Copy each line below that has "this".

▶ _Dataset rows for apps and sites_
____

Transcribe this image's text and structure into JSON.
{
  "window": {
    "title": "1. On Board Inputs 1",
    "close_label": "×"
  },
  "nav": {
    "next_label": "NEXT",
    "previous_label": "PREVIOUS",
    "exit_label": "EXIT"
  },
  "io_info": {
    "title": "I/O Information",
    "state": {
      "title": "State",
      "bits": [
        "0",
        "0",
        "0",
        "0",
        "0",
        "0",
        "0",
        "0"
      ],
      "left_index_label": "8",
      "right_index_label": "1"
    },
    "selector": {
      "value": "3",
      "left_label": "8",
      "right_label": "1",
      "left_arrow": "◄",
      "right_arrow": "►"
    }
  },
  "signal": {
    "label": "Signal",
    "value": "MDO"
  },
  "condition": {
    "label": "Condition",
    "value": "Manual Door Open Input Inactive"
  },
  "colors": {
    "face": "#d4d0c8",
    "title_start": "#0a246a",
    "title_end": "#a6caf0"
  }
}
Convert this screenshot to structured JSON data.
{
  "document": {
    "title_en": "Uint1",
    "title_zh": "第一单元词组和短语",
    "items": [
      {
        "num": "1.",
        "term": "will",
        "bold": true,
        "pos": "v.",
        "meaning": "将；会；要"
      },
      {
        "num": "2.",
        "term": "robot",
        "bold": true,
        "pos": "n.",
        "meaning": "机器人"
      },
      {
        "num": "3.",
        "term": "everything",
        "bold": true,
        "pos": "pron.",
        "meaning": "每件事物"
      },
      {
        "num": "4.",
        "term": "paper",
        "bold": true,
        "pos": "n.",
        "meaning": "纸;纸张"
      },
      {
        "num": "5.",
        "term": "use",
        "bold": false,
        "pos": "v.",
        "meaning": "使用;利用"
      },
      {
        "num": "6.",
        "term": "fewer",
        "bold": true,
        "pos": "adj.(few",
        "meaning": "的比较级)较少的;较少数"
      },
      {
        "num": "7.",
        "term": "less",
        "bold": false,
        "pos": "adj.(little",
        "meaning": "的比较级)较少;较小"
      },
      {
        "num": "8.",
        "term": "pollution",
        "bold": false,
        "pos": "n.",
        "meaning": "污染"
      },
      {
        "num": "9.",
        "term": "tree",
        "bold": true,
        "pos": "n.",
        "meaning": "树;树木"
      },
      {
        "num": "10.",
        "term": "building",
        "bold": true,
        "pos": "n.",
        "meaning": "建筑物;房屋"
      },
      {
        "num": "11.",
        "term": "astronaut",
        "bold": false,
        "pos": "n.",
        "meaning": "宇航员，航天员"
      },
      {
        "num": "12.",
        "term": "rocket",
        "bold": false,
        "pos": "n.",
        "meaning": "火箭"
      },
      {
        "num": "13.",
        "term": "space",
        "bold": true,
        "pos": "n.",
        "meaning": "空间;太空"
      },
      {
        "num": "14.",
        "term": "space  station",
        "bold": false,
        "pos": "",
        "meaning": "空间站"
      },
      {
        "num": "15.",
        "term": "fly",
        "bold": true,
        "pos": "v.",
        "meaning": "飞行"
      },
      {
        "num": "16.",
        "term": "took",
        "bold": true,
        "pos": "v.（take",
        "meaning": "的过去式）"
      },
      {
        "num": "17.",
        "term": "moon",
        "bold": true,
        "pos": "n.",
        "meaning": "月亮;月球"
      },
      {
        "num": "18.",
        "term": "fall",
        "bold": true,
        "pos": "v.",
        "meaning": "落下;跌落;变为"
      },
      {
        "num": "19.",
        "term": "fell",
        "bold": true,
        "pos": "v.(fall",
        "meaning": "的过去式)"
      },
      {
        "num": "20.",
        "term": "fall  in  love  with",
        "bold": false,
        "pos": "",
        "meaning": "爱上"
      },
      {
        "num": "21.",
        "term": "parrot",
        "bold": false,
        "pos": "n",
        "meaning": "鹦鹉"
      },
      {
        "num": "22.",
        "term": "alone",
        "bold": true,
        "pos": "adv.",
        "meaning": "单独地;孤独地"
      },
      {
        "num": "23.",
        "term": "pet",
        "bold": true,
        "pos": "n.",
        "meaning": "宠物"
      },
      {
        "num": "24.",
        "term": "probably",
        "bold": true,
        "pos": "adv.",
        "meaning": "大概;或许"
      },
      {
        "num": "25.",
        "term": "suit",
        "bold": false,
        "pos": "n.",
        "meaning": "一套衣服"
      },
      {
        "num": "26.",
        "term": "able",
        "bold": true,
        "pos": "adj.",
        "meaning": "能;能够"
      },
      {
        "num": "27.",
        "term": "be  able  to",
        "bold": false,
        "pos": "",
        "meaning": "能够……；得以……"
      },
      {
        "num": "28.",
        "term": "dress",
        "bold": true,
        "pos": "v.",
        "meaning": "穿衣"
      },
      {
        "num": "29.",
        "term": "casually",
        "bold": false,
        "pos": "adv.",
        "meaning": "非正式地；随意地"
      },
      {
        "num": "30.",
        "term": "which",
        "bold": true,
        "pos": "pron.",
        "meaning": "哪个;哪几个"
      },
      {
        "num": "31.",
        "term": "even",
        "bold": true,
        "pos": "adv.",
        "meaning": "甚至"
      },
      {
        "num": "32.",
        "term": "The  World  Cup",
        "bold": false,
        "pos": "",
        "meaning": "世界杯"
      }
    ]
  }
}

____

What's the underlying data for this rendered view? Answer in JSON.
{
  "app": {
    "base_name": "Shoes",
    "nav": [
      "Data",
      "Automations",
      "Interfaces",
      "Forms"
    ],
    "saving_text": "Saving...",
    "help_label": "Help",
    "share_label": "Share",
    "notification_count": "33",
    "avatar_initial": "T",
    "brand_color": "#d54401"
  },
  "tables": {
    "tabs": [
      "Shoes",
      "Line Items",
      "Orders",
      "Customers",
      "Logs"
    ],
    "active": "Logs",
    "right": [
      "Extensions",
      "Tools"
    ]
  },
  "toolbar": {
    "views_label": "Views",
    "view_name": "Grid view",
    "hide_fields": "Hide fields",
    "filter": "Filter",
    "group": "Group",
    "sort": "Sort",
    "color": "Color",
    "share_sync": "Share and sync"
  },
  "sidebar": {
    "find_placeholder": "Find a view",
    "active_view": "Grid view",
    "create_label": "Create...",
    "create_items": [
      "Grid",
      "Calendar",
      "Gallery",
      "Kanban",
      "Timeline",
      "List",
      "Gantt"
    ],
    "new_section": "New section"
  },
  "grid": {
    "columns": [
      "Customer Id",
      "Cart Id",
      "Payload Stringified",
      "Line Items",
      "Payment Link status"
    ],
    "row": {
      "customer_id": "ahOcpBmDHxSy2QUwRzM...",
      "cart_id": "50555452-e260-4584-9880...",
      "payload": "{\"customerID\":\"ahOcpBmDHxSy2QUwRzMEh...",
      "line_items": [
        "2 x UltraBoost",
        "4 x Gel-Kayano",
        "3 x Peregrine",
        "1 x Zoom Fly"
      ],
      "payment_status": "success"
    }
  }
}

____

▶ _Exercise response_
Transcribe this image's text and structure into JSON.
Convert this screenshot to structured JSON data.
What's the underlying data for this rendered view? Answer in JSON.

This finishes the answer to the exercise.